» **YOUR INSTRUCTIONS**
Which lines in the data contain the word "Manage"? Please copy each of them.

(Saved data entries)
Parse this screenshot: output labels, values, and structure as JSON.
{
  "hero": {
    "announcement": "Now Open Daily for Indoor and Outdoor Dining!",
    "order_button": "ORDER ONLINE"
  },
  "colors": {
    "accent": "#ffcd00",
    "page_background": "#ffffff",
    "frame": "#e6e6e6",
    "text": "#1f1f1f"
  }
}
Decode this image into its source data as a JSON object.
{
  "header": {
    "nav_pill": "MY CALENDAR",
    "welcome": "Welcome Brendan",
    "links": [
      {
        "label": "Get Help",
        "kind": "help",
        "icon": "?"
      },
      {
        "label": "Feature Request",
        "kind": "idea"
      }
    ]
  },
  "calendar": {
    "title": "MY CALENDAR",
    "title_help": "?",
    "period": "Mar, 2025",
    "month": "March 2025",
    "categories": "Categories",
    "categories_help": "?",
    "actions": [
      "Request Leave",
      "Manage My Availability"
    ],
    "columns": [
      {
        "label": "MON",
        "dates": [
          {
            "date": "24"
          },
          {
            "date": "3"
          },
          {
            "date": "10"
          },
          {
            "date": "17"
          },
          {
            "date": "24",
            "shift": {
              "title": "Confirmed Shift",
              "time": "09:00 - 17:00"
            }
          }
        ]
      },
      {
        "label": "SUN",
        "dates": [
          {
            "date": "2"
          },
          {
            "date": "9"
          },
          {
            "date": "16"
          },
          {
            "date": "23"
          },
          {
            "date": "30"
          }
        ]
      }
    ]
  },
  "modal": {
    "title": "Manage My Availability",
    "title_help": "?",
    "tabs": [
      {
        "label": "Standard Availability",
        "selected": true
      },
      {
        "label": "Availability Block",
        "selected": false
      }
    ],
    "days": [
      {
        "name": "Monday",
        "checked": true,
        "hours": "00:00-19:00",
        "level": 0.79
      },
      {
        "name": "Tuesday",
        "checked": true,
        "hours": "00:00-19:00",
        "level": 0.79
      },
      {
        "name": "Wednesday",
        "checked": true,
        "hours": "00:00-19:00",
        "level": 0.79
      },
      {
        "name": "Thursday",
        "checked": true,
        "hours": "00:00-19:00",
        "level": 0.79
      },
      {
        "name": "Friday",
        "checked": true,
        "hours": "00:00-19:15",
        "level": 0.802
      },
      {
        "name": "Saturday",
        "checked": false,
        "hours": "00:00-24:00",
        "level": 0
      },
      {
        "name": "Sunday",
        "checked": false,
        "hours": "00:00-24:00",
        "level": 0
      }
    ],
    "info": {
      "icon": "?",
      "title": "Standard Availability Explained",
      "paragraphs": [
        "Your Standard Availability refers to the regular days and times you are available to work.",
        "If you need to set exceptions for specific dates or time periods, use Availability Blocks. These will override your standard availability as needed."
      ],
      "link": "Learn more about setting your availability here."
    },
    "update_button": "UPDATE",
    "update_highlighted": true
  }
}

» **ANSWER TO THE PROBLEM**
      "Manage My Availability"
    "title": "Manage My Availability",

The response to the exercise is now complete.